INSTRUCTIONS FOR THE TASK
Every record that follows should be output exactly as it is given.

EXERCISE DATA
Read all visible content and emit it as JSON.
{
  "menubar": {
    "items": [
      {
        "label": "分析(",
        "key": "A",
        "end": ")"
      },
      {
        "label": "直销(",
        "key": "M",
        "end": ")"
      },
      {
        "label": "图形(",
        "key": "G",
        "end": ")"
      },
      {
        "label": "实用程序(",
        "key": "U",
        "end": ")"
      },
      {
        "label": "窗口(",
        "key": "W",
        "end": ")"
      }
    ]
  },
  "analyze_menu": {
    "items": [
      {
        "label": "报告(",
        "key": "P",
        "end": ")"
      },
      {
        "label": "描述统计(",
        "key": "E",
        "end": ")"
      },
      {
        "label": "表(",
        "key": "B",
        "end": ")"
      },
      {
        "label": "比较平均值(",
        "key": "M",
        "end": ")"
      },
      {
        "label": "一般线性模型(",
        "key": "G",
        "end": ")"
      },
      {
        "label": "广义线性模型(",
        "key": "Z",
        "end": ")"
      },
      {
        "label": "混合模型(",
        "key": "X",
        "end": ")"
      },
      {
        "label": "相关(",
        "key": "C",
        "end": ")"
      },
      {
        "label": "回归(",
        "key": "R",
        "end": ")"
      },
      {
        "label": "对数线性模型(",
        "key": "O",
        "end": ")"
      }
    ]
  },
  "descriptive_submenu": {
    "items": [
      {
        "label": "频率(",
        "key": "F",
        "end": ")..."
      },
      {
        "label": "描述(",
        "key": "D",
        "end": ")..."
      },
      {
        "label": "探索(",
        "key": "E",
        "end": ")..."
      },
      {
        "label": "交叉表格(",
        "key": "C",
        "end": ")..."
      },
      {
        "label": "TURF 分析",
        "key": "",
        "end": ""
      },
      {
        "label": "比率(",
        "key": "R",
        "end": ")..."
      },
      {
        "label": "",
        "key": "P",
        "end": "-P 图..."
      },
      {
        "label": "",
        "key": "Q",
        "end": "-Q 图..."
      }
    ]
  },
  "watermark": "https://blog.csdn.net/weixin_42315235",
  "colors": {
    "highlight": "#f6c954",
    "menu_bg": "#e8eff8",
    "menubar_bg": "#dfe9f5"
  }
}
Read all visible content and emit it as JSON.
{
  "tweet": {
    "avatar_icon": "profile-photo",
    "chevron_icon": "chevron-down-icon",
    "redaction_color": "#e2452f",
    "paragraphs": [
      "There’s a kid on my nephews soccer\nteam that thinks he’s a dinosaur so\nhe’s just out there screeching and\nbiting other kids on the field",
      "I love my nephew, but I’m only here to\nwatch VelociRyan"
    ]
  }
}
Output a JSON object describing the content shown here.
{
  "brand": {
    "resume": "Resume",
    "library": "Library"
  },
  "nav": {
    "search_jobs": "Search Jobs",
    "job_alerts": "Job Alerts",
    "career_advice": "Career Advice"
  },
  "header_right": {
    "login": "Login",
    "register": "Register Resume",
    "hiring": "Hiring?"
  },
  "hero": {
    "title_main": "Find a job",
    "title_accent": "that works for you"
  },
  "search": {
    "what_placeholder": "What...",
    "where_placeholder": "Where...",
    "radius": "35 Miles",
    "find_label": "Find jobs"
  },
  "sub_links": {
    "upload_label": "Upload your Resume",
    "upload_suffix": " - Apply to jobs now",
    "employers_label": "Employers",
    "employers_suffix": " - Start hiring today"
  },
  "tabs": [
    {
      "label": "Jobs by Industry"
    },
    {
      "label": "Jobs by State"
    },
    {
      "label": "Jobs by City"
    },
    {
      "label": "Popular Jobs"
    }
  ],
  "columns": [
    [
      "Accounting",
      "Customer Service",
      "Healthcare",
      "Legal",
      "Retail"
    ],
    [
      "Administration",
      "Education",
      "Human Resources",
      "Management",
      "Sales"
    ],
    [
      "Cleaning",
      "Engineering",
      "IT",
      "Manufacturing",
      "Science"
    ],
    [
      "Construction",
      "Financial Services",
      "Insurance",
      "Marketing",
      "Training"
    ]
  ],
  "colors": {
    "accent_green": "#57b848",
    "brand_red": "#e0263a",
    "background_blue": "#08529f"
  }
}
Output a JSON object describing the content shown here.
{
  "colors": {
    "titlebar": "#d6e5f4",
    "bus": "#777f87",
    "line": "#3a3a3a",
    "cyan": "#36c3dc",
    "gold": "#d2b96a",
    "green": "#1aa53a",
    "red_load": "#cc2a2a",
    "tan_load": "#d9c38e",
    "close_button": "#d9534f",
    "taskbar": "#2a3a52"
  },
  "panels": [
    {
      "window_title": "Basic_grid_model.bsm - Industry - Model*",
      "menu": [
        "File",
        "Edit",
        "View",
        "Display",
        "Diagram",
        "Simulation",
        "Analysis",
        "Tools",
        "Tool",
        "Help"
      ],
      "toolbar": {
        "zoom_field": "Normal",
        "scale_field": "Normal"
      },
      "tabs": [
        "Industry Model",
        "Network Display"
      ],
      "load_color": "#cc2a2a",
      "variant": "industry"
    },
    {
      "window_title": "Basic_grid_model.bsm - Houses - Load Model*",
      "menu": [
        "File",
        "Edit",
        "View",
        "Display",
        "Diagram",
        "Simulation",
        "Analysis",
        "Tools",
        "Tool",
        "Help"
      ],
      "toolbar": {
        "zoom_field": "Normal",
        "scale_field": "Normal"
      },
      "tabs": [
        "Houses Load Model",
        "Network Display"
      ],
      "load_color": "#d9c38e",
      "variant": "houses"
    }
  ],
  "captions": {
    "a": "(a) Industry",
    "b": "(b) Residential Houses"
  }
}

OUTPUT
Read all visible content and emit it as JSON.
{
  "menubar": {
    "items": [
      {
        "label": "分析(",
        "key": "A",
        "end": ")"
      },
      {
        "label": "直销(",
        "key": "M",
        "end": ")"
      },
      {
        "label": "图形(",
        "key": "G",
        "end": ")"
      },
      {
        "label": "实用程序(",
        "key": "U",
        "end": ")"
      },
      {
        "label": "窗口(",
        "key": "W",
        "end": ")"
      }
    ]
  },
  "analyze_menu": {
    "items": [
      {
        "label": "报告(",
        "key": "P",
        "end": ")"
      },
      {
        "label": "描述统计(",
        "key": "E",
        "end": ")"
      },
      {
        "label": "表(",
        "key": "B",
        "end": ")"
      },
      {
        "label": "比较平均值(",
        "key": "M",
        "end": ")"
      },
      {
        "label": "一般线性模型(",
        "key": "G",
        "end": ")"
      },
      {
        "label": "广义线性模型(",
        "key": "Z",
        "end": ")"
      },
      {
        "label": "混合模型(",
        "key": "X",
        "end": ")"
      },
      {
        "label": "相关(",
        "key": "C",
        "end": ")"
      },
      {
        "label": "回归(",
        "key": "R",
        "end": ")"
      },
      {
        "label": "对数线性模型(",
        "key": "O",
        "end": ")"
      }
    ]
  },
  "descriptive_submenu": {
    "items": [
      {
        "label": "频率(",
        "key": "F",
        "end": ")..."
      },
      {
        "label": "描述(",
        "key": "D",
        "end": ")..."
      },
      {
        "label": "探索(",
        "key": "E",
        "end": ")..."
      },
      {
        "label": "交叉表格(",
        "key": "C",
        "end": ")..."
      },
      {
        "label": "TURF 分析",
        "key": "",
        "end": ""
      },
      {
        "label": "比率(",
        "key": "R",
        "end": ")..."
      },
      {
        "label": "",
        "key": "P",
        "end": "-P 图..."
      },
      {
        "label": "",
        "key": "Q",
        "end": "-Q 图..."
      }
    ]
  },
  "watermark": "https://blog.csdn.net/weixin_42315235",
  "colors": {
    "highlight": "#f6c954",
    "menu_bg": "#e8eff8",
    "menubar_bg": "#dfe9f5"
  }
}
Read all visible content and emit it as JSON.
{
  "tweet": {
    "avatar_icon": "profile-photo",
    "chevron_icon": "chevron-down-icon",
    "redaction_color": "#e2452f",
    "paragraphs": [
      "There’s a kid on my nephews soccer\nteam that thinks he’s a dinosaur so\nhe’s just out there screeching and\nbiting other kids on the field",
      "I love my nephew, but I’m only here to\nwatch VelociRyan"
    ]
  }
}
Output a JSON object describing the content shown here.
{
  "brand": {
    "resume": "Resume",
    "library": "Library"
  },
  "nav": {
    "search_jobs": "Search Jobs",
    "job_alerts": "Job Alerts",
    "career_advice": "Career Advice"
  },
  "header_right": {
    "login": "Login",
    "register": "Register Resume",
    "hiring": "Hiring?"
  },
  "hero": {
    "title_main": "Find a job",
    "title_accent": "that works for you"
  },
  "search": {
    "what_placeholder": "What...",
    "where_placeholder": "Where...",
    "radius": "35 Miles",
    "find_label": "Find jobs"
  },
  "sub_links": {
    "upload_label": "Upload your Resume",
    "upload_suffix": " - Apply to jobs now",
    "employers_label": "Employers",
    "employers_suffix": " - Start hiring today"
  },
  "tabs": [
    {
      "label": "Jobs by Industry"
    },
    {
      "label": "Jobs by State"
    },
    {
      "label": "Jobs by City"
    },
    {
      "label": "Popular Jobs"
    }
  ],
  "columns": [
    [
      "Accounting",
      "Customer Service",
      "Healthcare",
      "Legal",
      "Retail"
    ],
    [
      "Administration",
      "Education",
      "Human Resources",
      "Management",
      "Sales"
    ],
    [
      "Cleaning",
      "Engineering",
      "IT",
      "Manufacturing",
      "Science"
    ],
    [
      "Construction",
      "Financial Services",
      "Insurance",
      "Marketing",
      "Training"
    ]
  ],
  "colors": {
    "accent_green": "#57b848",
    "brand_red": "#e0263a",
    "background_blue": "#08529f"
  }
}
Output a JSON object describing the content shown here.
{
  "colors": {
    "titlebar": "#d6e5f4",
    "bus": "#777f87",
    "line": "#3a3a3a",
    "cyan": "#36c3dc",
    "gold": "#d2b96a",
    "green": "#1aa53a",
    "red_load": "#cc2a2a",
    "tan_load": "#d9c38e",
    "close_button": "#d9534f",
    "taskbar": "#2a3a52"
  },
  "panels": [
    {
      "window_title": "Basic_grid_model.bsm - Industry - Model*",
      "menu": [
        "File",
        "Edit",
        "View",
        "Display",
        "Diagram",
        "Simulation",
        "Analysis",
        "Tools",
        "Tool",
        "Help"
      ],
      "toolbar": {
        "zoom_field": "Normal",
        "scale_field": "Normal"
      },
      "tabs": [
        "Industry Model",
        "Network Display"
      ],
      "load_color": "#cc2a2a",
      "variant": "industry"
    },
    {
      "window_title": "Basic_grid_model.bsm - Houses - Load Model*",
      "menu": [
        "File",
        "Edit",
        "View",
        "Display",
        "Diagram",
        "Simulation",
        "Analysis",
        "Tools",
        "Tool",
        "Help"
      ],
      "toolbar": {
        "zoom_field": "Normal",
        "scale_field": "Normal"
      },
      "tabs": [
        "Houses Load Model",
        "Network Display"
      ],
      "load_color": "#d9c38e",
      "variant": "houses"
    }
  ],
  "captions": {
    "a": "(a) Industry",
    "b": "(b) Residential Houses"
  }
}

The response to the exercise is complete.